## Your goal:
Whenever a line in the data contains "Tamaño", show that line.

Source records

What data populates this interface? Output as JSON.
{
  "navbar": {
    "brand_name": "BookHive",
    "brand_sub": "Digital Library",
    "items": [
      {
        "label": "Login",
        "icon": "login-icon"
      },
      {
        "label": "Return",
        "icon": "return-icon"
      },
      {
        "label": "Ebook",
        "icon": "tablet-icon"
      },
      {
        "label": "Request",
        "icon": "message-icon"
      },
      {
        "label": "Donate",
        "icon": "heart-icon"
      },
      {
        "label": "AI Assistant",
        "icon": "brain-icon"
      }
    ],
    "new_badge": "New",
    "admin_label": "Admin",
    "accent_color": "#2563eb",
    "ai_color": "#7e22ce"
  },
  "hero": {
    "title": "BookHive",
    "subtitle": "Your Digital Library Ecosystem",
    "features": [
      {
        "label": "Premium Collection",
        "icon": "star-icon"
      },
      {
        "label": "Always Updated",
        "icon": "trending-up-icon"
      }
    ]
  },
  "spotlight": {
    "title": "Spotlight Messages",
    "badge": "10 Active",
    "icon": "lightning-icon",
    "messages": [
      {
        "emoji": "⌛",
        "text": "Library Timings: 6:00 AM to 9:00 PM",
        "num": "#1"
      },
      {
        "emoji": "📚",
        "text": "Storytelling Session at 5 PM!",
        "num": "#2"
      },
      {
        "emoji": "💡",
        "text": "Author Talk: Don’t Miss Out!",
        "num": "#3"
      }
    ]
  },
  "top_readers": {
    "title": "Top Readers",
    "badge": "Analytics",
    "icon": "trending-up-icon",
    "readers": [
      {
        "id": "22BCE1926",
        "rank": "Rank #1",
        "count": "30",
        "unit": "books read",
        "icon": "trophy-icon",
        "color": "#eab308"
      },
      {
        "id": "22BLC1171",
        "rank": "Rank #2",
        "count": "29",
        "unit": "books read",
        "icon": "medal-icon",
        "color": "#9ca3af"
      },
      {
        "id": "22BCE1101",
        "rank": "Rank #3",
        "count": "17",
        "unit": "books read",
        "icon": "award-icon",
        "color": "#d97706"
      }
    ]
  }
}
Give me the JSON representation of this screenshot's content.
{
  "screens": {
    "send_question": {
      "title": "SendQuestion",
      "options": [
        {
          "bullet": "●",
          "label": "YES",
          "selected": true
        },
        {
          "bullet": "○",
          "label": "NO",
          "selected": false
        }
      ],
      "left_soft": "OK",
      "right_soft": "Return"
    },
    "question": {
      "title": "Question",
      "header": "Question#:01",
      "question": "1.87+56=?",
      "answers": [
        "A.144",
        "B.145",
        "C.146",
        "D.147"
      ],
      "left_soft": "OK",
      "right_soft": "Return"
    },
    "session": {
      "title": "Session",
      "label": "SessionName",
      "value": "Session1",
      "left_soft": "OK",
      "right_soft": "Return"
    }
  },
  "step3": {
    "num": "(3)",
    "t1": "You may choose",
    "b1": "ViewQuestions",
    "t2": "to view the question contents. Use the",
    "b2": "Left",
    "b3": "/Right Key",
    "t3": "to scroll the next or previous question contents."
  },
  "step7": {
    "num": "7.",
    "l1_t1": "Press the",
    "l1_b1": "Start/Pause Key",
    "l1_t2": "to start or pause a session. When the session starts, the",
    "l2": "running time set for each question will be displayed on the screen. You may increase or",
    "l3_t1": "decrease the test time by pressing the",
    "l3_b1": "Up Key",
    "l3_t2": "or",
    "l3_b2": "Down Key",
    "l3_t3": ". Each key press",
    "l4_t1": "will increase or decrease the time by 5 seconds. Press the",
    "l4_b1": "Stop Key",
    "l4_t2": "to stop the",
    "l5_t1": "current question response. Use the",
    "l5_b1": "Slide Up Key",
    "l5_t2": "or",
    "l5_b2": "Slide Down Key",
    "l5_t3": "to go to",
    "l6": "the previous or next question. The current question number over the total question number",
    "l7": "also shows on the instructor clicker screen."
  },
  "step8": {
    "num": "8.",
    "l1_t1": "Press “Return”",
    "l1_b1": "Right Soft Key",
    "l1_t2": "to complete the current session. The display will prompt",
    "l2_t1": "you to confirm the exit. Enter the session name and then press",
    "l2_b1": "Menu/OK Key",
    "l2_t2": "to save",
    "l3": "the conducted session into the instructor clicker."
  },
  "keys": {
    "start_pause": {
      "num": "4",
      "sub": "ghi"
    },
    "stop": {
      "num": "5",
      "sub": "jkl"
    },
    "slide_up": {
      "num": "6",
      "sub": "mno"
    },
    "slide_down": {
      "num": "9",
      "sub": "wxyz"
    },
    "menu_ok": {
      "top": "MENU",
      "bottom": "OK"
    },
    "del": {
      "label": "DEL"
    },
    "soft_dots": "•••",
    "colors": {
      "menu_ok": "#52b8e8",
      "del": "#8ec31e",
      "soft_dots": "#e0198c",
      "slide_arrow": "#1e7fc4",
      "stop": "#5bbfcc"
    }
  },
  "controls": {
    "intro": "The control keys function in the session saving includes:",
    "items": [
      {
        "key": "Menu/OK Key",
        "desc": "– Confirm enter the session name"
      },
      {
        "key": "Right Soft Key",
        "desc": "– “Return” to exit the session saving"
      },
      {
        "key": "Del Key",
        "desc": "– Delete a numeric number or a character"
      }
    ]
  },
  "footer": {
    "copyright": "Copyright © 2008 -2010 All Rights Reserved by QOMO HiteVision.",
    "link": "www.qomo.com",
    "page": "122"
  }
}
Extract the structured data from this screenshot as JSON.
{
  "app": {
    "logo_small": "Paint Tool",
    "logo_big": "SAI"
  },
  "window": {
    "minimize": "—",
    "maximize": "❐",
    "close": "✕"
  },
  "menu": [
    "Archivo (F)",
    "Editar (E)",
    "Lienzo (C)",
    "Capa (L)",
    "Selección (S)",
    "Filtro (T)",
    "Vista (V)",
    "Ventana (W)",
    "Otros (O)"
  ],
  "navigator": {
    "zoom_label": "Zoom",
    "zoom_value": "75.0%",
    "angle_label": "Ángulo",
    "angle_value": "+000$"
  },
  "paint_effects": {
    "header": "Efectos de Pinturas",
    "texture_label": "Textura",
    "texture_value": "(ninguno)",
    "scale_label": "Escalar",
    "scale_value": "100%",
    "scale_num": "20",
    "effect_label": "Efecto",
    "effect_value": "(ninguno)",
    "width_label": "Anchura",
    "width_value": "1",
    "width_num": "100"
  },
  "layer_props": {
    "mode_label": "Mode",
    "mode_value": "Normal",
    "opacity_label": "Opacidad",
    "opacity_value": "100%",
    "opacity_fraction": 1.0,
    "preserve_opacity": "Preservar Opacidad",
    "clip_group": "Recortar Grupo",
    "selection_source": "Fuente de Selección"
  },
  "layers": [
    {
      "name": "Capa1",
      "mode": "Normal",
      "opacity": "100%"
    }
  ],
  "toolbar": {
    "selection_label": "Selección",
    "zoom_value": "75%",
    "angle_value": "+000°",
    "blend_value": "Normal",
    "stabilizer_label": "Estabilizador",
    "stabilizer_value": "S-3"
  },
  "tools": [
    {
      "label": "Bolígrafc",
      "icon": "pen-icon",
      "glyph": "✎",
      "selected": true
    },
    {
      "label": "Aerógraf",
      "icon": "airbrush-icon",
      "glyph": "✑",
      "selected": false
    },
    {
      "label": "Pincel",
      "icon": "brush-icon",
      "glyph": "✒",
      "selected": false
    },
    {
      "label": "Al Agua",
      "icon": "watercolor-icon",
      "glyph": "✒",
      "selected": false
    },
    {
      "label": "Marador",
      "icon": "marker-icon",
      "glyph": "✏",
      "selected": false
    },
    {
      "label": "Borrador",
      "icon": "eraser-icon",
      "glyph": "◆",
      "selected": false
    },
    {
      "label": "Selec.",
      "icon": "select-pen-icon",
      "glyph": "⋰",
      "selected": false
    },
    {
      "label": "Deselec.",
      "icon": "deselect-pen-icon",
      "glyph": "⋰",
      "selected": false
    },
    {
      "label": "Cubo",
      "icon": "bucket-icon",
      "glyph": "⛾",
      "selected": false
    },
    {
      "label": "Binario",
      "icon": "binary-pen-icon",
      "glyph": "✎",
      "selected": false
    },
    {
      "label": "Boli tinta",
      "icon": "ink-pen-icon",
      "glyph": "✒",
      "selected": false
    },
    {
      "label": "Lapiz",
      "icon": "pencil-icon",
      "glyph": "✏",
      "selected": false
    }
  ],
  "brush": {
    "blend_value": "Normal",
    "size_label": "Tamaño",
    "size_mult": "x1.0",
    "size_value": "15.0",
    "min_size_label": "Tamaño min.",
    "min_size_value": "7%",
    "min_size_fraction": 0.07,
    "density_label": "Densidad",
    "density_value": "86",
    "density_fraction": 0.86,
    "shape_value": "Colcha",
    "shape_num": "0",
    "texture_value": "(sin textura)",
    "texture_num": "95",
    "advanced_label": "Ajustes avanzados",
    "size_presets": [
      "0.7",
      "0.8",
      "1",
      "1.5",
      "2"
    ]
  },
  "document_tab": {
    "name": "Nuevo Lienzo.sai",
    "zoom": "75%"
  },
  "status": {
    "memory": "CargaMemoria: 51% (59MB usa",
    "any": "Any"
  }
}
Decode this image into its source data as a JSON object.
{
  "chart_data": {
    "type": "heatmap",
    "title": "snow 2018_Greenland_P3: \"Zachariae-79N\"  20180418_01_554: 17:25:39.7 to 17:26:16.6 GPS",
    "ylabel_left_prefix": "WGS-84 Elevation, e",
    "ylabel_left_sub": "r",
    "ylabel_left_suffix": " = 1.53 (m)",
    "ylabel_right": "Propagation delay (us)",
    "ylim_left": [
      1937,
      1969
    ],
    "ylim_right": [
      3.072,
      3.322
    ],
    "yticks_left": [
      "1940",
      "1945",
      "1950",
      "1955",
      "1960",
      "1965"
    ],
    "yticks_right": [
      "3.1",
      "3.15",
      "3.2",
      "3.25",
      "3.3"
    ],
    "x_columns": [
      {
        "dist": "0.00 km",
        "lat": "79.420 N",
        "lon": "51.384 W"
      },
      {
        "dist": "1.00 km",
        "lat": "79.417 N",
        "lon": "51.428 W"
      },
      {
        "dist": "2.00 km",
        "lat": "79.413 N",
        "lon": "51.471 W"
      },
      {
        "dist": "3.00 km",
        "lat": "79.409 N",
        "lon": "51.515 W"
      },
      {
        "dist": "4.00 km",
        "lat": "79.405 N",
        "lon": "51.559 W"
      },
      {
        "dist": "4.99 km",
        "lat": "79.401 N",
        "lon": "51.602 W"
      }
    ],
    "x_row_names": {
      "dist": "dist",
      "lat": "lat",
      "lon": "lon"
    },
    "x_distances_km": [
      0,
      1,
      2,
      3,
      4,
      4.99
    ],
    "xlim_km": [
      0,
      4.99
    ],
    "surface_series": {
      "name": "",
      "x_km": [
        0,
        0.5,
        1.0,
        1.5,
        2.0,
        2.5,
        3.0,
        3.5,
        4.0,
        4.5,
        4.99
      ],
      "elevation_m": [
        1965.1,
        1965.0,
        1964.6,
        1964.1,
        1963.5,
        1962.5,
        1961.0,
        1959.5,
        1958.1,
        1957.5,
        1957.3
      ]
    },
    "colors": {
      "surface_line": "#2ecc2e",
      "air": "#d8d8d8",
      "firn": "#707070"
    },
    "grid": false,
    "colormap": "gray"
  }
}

## Solution below:
    "size_label": "Tamaño",
    "min_size_label": "Tamaño min.",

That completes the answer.